According to the NRHA, “Sheridan exemplifies the dedication, resilience, and creativity of NRHA members, and works seamlessly with the teams she serves on to empower rural communities. She has shined in leadership and cooperative roles with the National Organization of State Offices of Rural Health, the Federal Office of Rural Health Policy, and the National Rural Recruitment and Retention Network. She always knows how to make the most of limited resources and boundless energy, and her encouragement and teamwork have had national and international impact.” Continue reading
Department of Health and Welfare Director Richard Armstrong will present the proposal for the Primary Care Access Program to the Senate Health and Welfare Committee this afternoon in room WW54 of the Statehouse. The meeting starts at 3 p.m., and Armstrong is expected to give his presentation at about 3:30.
He’ll also present the proposal to the House Health and Welfare Committee at 9 a.m. Wednesday in room EW20.
See his presentation slides here.
Gov. C.L. “Butch” Otter announced a new proposal today to connect uninsured Idaho adults living in poverty with primary healthcare and preventive services to help keep them healthy.
Subject to approval by the Legislature, the Primary Care Access Program (PCAP) is a public-private partnership that would benefit adults 19-64 years of age who have no access to health insurance coverage.
PCAP providers would assess the health of each participant and develop treatment plans to manage chronic conditions and coordinate their care through a patient-centered medical home model.
“This is an all-Idaho initiative that can improve the health and lives of 78,000 adults who have been going without basic healthcare and suffering because of it,” Gov. Otter said. “We have been struggling to find a solution for more than three years, and it has become apparent Medicaid expansion is not what Idaho wants.
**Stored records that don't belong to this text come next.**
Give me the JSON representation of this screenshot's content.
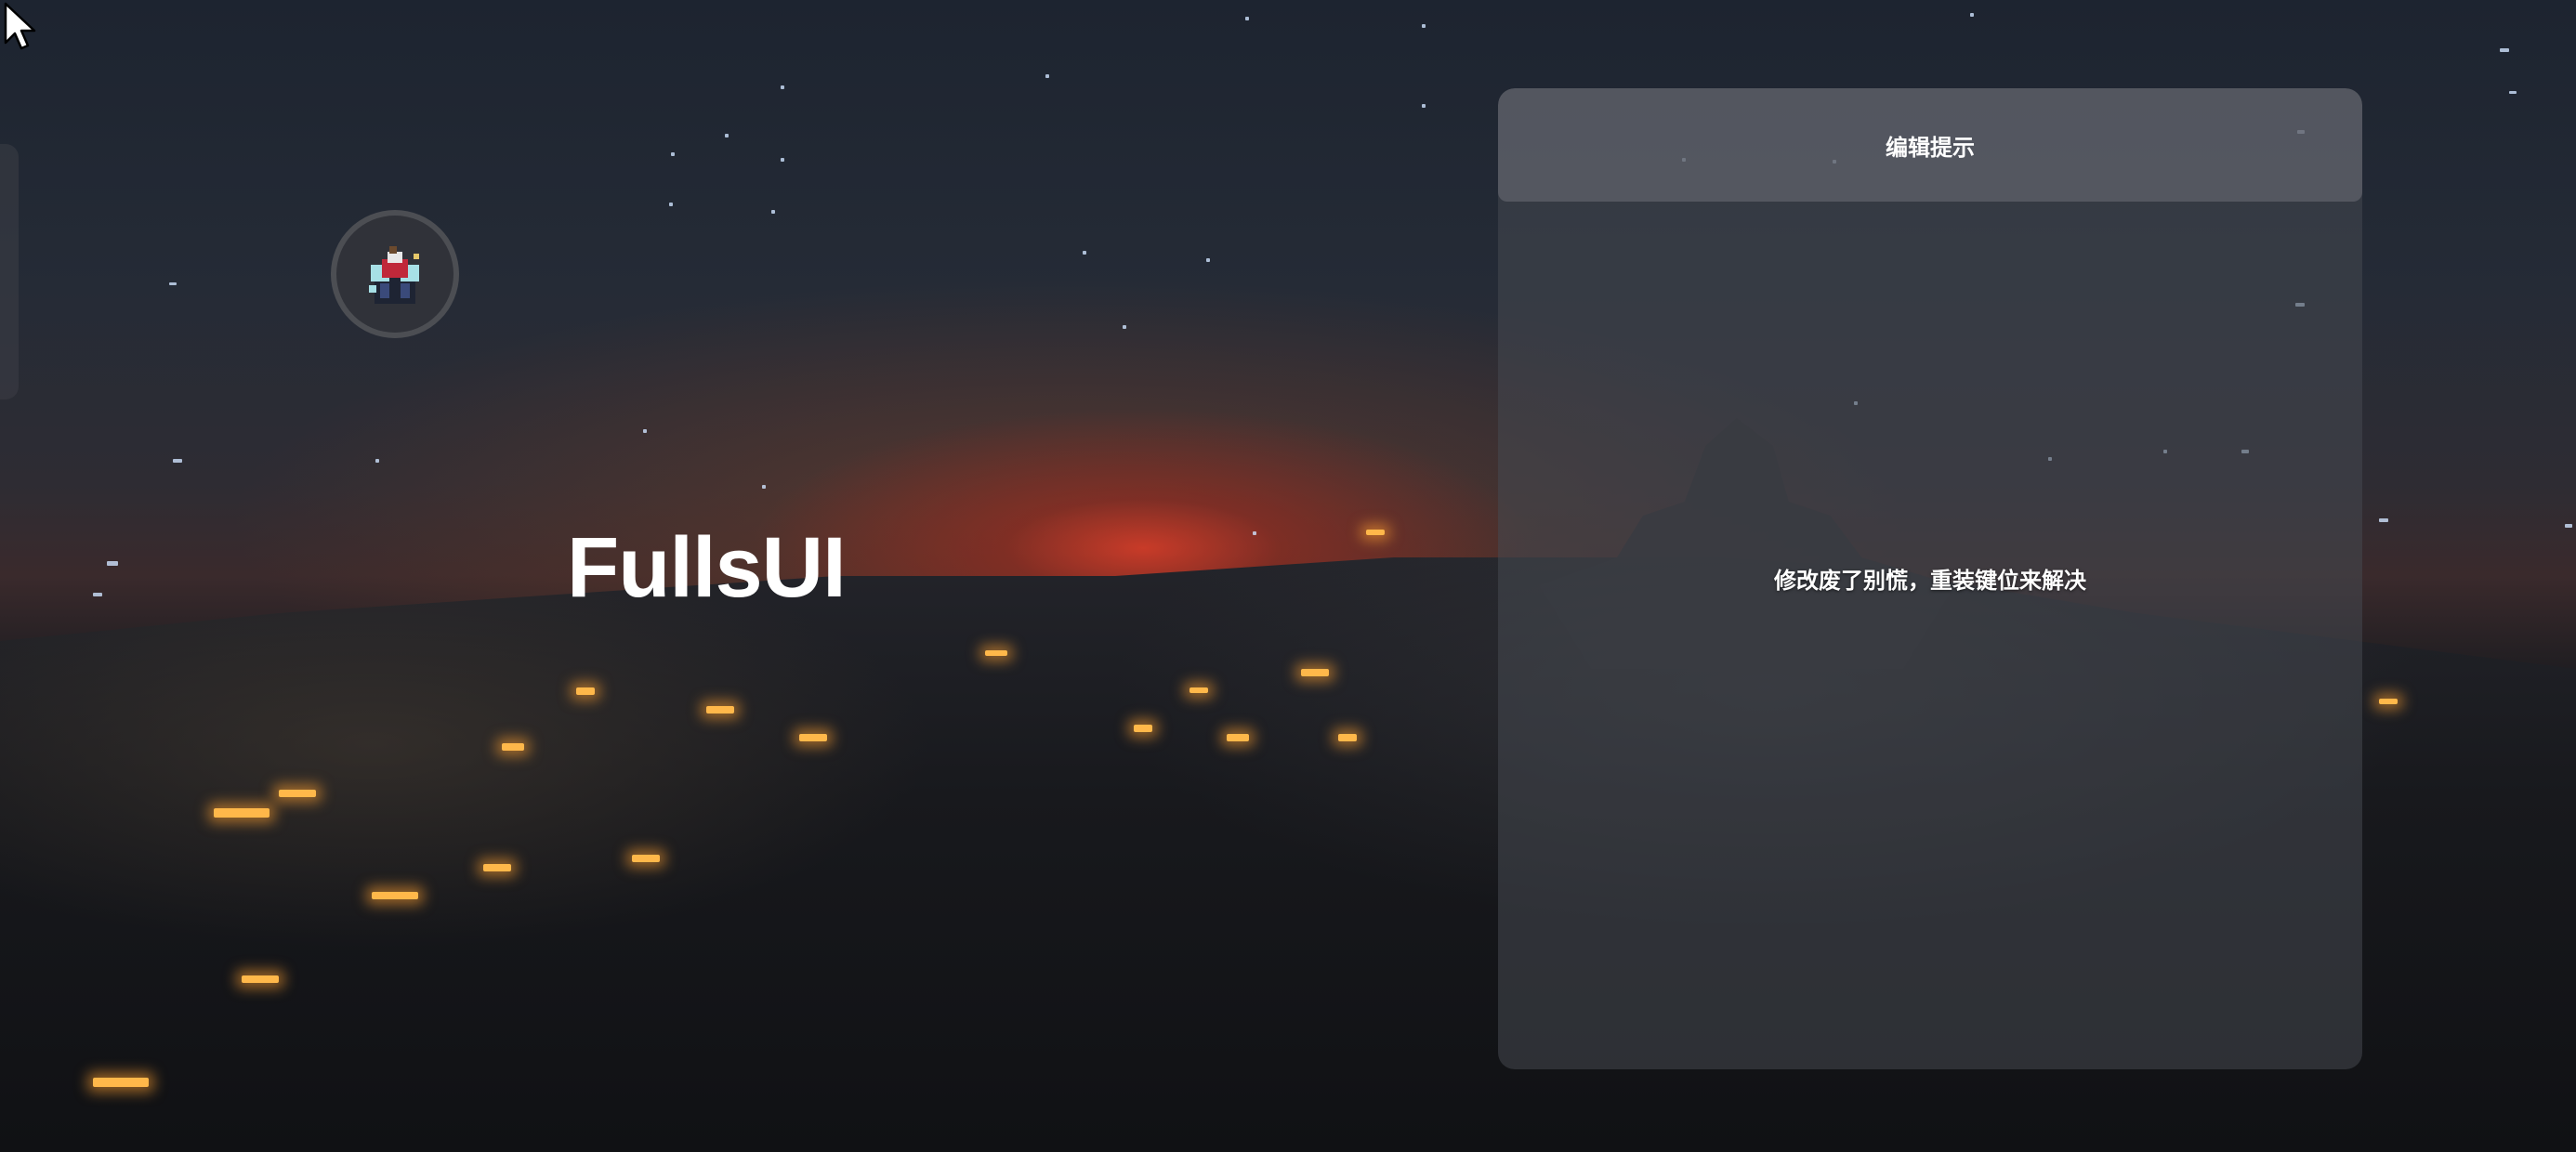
{
  "app": {
    "title": "FullsUI"
  },
  "avatar": {
    "icon": "block-character-avatar-icon"
  },
  "panel": {
    "title": "编辑提示",
    "message": "修改废了别慌，重装键位来解决"
  },
  "colors": {
    "panel_bg": "#46485066",
    "header_bg": "#6e707866",
    "text": "#ffffff",
    "sunset": "#dc3c28",
    "lights": "#ffb84a"
  }
}
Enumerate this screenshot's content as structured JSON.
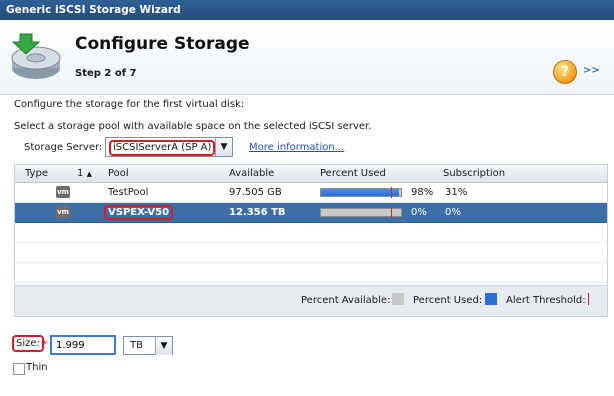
{
  "window": {
    "title": "Generic iSCSI Storage Wizard"
  },
  "header": {
    "title": "Configure Storage",
    "step": "Step 2 of 7",
    "help_glyph": "?",
    "more_glyph": ">>"
  },
  "instructions": {
    "line1": "Configure the storage for the first virtual disk:",
    "line2": "Select a storage pool with available space on the selected iSCSI server."
  },
  "server": {
    "label": "Storage Server:",
    "selected": "iSCSIServerA (SP A)",
    "more_info": "More information..."
  },
  "table": {
    "columns": {
      "type": "Type",
      "num": "1",
      "pool": "Pool",
      "available": "Available",
      "percent_used": "Percent Used",
      "subscription": "Subscription"
    },
    "sort_indicator": "▲",
    "rows": [
      {
        "type_icon": "vm",
        "pool": "TestPool",
        "available": "97.505 GB",
        "percent_used": 98,
        "percent_label": "98%",
        "subscription": "31%",
        "selected": false
      },
      {
        "type_icon": "vm",
        "pool": "VSPEX-V50",
        "available": "12.356 TB",
        "percent_used": 0,
        "percent_label": "0%",
        "subscription": "0%",
        "selected": true
      }
    ]
  },
  "legend": {
    "available": "Percent Available:",
    "used": "Percent Used:",
    "threshold": "Alert Threshold:"
  },
  "size": {
    "label": "Size:",
    "value": "1.999",
    "unit": "TB",
    "thin_label": "Thin",
    "thin_checked": false
  },
  "colors": {
    "selection": "#3d6fa6",
    "used": "#2a6fd2",
    "available": "#c8c8c8",
    "threshold": "#d0212a",
    "highlight": "#d0212a"
  }
}
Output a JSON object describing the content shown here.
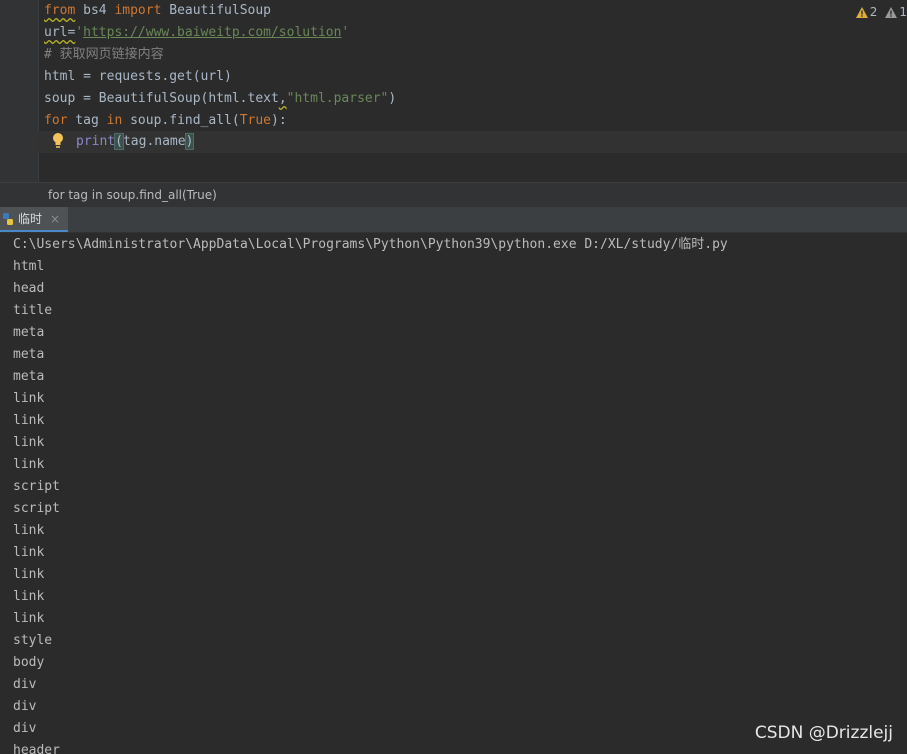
{
  "editor": {
    "lines": [
      {
        "kw1": "from",
        "t1": " bs4 ",
        "kw2": "import",
        "t2": " BeautifulSoup"
      },
      {
        "t1": "url=",
        "s1": "'",
        "link": "https://www.baiweitp.com/solution",
        "s2": "'"
      },
      {
        "comment": "# 获取网页链接内容"
      },
      {
        "t1": "html = requests.get(url)"
      },
      {
        "t1": "soup = BeautifulSoup(html.text",
        "t2": ",",
        "s1": "\"html.parser\"",
        "t3": ")"
      },
      {
        "kw1": "for",
        "t1": " tag ",
        "kw2": "in",
        "t2": " soup.find_all(",
        "kw3": "True",
        "t3": "):"
      },
      {
        "b1": "print",
        "p1": "(",
        "t1": "tag.name",
        "p2": ")"
      }
    ],
    "warnings": [
      {
        "icon": "warning-icon",
        "count": "2",
        "color": "#e0ac3c"
      },
      {
        "icon": "weak-warning-icon",
        "count": "1",
        "color": "#9a9a9a"
      }
    ]
  },
  "breadcrumb": {
    "text": "for tag in soup.find_all(True)"
  },
  "run_tab": {
    "label": "临时",
    "close": "×",
    "icon": "python-icon"
  },
  "console": {
    "command": "C:\\Users\\Administrator\\AppData\\Local\\Programs\\Python\\Python39\\python.exe D:/XL/study/临时.py",
    "output": [
      "html",
      "head",
      "title",
      "meta",
      "meta",
      "meta",
      "link",
      "link",
      "link",
      "link",
      "script",
      "script",
      "link",
      "link",
      "link",
      "link",
      "link",
      "style",
      "body",
      "div",
      "div",
      "div",
      "header"
    ]
  },
  "watermark": "CSDN @Drizzlejj"
}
This is an achievable alternative that gives us total control, with no federal strings or mandates.” Continue reading